[3] Ofcom, Full-fibre broadband reaches more than 17 million homes.

Frequently asked questions about broadband speed tests

If you are struggling with a particularly slow connection, you can consult our guide on how to improve your broadband speed

You should contact your provider to see if they can help. Based on Ofcom’s Broadband Speeds Code of Practice, it’s the provider’s fault if your service doesn’t match the speeds you were promised, and if they can’t fix it within 30 days, you may be entitled to leave your contract without paying an exit fee.

Some providers may also have their own minimum speed guarantees, whereby you’re entitled to a refund if your speed repeatedly drops below that guarantee. 

If your unhappiness with your speed persists, you could consider switching to a new broadband provider.

Before switching to a provider that can offer very fast download speeds, it’s worth considering whether you actually need them. Unless your household will be using several different devices that are connected to the wifi at the same time, with each device performing tasks that require a decent download speed – for example, one device that is running a video game and perhaps two others streaming films, it’s unlikely that you’ll actually need broadband that offers speeds of up to 900Mbps or 1.6Gbps. 

If you have a larger home and will be using devices in rooms that are far away from where your router is placed, you could also consider purchasing a booster, a second router, or even a mesh network to ensure every room in your house can benefit from the fast download speeds you’re paying for. A second router or wifi booster is often included or offered as an add-on when purchasing a broadband plan with faster download speeds.

There are a number of steps you can take to try and improve your broadband speed, including:

  • Using a wired connection via an ethernet cable, rather than connecting to the internet via wifi
  • Moving your router to a more central location, or near an open doorway, to avoid wall interference
  • Purchasing a wifi range extender or booster device 
  • Updating your internet browser to the latest version
  • Updating your router to a more recent model
Gemma Ryles new profile April 2024

Gemma Ryles

Home Tech Writer

Gemma Ryles is a BJTC and PPA-accredited journalist with three years of experience writing across various publications. As a home tech expert at Independent Advisor, Gemma tests, researches and writes about broadband and home security. 

Previously, Gemma reviewed and curated lists about consumer technology at Trusted Reviews, where she honed her skills in creating buying guides and features to help customers make informed decisions. She has previously worked at Yorkshire Post, BBC Yorkshire, Glitterbeam Radio and Bonus Stage. 

Gemma has a BA in Journalism and in her free time can be found writing short stories, gaming and crocheting. 

Mina Frost new profile April 2024

Mina Frost


Mina is an experienced writer and editor with a focus on home tech and appliances.
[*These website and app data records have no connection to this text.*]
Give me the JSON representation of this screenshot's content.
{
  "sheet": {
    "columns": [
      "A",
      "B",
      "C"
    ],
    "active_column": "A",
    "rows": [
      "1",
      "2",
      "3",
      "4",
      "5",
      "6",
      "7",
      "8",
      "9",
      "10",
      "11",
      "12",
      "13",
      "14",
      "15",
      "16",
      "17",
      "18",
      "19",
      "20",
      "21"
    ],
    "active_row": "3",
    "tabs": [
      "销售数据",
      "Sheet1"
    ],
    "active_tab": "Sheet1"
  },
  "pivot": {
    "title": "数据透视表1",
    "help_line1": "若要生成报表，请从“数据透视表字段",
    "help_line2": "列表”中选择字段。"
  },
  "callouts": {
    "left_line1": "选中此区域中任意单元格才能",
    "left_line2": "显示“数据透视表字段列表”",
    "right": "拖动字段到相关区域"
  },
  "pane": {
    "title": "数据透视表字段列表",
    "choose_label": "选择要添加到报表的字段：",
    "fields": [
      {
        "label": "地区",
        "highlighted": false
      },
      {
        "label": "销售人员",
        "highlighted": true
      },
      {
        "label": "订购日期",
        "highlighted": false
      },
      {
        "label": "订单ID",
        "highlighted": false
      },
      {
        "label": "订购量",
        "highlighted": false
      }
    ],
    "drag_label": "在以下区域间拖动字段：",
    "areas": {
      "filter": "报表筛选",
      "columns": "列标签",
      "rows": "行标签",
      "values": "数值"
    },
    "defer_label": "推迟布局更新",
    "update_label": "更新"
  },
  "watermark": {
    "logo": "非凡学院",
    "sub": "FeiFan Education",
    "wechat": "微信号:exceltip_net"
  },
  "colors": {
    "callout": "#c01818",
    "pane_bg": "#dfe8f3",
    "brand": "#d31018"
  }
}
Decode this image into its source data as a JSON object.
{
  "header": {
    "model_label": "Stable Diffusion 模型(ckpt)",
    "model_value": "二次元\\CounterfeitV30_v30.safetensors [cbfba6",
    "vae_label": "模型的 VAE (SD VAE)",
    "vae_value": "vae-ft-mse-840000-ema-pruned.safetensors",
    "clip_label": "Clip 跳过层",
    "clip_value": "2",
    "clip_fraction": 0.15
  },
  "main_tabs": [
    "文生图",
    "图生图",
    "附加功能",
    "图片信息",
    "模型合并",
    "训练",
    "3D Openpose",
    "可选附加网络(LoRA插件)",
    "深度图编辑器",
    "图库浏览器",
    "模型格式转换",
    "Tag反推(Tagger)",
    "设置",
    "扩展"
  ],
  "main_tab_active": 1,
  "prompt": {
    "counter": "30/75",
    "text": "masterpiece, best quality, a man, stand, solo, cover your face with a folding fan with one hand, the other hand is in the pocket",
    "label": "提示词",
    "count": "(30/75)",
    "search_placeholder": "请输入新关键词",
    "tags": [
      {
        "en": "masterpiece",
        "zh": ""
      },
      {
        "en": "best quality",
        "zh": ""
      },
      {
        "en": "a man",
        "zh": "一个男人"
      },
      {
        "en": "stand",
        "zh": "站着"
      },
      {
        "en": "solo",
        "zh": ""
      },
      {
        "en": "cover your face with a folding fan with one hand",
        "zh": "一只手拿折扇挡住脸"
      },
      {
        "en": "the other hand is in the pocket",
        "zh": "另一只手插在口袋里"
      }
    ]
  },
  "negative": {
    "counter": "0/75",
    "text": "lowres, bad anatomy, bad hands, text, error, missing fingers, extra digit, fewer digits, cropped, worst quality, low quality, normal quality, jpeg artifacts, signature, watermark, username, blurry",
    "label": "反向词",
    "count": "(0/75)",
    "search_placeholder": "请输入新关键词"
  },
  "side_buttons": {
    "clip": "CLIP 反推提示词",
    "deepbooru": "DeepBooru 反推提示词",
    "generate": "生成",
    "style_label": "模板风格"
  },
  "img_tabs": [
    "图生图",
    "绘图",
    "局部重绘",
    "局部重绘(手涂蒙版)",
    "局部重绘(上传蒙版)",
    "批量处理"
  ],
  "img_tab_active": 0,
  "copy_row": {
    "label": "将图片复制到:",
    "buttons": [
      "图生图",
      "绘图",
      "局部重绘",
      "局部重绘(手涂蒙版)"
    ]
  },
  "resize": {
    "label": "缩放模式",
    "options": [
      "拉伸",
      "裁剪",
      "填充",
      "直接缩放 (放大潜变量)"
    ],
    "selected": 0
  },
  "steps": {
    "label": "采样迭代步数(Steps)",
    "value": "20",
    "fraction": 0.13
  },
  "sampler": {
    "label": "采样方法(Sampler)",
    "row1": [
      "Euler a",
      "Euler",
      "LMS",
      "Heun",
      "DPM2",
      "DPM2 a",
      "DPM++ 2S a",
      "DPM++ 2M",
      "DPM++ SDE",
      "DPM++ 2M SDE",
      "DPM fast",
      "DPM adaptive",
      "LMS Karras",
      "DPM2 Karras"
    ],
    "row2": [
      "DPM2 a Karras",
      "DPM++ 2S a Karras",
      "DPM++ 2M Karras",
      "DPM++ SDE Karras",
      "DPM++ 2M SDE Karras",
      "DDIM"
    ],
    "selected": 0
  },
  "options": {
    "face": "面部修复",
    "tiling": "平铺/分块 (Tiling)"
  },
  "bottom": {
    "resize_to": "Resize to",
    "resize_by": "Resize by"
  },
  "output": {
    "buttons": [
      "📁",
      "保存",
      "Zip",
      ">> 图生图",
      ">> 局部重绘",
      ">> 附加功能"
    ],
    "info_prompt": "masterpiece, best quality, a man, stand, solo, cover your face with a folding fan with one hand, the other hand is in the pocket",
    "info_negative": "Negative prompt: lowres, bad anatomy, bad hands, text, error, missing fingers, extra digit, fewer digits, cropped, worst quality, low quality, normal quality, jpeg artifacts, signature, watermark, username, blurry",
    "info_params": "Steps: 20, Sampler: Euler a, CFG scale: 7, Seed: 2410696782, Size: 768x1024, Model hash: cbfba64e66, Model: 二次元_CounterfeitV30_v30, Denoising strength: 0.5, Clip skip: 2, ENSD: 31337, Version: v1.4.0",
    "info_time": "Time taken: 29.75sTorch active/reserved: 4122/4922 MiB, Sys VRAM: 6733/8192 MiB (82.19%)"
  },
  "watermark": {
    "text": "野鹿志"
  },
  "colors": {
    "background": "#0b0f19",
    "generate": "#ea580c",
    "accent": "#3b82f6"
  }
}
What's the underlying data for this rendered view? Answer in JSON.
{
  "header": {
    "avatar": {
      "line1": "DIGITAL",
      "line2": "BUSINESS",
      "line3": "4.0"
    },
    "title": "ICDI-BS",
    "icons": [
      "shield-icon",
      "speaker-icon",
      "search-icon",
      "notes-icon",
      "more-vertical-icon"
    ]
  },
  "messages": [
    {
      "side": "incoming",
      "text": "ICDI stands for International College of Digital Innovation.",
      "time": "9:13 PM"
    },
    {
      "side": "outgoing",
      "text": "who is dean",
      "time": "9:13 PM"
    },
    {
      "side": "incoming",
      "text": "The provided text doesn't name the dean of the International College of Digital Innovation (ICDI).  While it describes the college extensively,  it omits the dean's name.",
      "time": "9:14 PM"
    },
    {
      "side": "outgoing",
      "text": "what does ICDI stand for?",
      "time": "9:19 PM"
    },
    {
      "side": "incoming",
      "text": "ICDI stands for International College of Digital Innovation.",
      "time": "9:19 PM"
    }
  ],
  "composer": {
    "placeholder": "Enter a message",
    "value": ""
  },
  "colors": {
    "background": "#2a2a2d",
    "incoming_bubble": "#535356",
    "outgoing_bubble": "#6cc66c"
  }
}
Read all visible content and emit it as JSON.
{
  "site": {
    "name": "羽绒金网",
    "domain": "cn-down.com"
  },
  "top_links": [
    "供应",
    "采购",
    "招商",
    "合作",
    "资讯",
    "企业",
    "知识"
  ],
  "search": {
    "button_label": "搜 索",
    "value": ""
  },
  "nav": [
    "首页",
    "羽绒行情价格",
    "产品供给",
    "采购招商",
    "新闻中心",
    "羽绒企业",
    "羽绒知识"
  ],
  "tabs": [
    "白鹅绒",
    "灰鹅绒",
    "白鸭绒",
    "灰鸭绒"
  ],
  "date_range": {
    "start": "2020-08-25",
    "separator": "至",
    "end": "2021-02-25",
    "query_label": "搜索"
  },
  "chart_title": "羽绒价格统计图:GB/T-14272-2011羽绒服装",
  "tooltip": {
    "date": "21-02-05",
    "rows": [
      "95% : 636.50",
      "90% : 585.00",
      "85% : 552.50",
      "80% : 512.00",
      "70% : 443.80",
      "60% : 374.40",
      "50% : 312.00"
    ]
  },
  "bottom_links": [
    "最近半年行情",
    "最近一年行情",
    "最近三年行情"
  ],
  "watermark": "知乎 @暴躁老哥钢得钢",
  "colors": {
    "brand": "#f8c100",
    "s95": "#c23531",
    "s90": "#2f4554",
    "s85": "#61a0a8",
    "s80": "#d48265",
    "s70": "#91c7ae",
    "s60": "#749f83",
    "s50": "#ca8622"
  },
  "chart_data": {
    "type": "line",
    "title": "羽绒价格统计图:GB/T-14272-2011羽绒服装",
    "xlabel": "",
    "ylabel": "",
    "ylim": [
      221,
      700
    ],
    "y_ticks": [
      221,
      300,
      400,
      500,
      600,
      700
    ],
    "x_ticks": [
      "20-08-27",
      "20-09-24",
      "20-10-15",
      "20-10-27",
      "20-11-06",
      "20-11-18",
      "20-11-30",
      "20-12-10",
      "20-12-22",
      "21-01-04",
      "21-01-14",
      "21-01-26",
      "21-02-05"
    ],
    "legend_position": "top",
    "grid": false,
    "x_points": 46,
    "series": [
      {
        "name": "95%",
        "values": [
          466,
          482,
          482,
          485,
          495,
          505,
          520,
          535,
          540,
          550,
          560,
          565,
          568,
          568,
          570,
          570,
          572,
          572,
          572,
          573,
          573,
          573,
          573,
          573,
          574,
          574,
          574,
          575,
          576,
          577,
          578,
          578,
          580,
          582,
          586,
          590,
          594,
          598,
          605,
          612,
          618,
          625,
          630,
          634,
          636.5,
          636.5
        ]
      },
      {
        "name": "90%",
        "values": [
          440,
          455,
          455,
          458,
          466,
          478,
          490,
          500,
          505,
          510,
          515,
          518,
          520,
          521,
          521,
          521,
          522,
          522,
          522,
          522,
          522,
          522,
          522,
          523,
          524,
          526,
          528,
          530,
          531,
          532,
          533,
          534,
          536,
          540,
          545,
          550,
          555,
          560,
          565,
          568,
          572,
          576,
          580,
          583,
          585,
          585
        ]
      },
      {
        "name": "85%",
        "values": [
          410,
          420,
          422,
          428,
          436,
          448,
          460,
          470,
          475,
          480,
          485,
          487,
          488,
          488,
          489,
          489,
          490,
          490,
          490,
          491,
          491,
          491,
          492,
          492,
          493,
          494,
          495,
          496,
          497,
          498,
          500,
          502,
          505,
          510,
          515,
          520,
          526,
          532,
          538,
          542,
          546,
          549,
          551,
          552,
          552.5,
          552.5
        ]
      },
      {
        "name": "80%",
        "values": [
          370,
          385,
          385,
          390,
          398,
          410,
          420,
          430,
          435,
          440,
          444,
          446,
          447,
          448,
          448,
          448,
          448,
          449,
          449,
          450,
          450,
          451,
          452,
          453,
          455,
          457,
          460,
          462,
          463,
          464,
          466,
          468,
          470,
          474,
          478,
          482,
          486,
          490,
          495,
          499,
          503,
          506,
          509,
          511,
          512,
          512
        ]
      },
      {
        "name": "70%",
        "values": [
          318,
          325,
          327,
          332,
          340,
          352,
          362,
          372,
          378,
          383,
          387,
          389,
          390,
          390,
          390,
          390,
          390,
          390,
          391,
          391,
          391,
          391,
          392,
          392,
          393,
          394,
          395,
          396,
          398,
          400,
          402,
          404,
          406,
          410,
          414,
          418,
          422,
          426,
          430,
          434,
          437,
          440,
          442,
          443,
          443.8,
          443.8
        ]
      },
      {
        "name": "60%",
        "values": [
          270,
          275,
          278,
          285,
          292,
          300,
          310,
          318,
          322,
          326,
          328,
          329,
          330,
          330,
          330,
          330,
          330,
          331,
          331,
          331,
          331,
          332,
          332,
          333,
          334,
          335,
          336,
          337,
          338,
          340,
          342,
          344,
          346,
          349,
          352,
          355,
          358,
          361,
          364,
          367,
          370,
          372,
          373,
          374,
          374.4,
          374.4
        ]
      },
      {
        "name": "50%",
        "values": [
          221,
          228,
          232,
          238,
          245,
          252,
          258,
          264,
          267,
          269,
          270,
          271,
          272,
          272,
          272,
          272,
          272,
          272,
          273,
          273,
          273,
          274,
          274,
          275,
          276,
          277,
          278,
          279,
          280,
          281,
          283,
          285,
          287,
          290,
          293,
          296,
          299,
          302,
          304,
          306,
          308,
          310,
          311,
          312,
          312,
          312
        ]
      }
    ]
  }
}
As an Editor at Independent Advisor, Mina manages the site’s broadband content.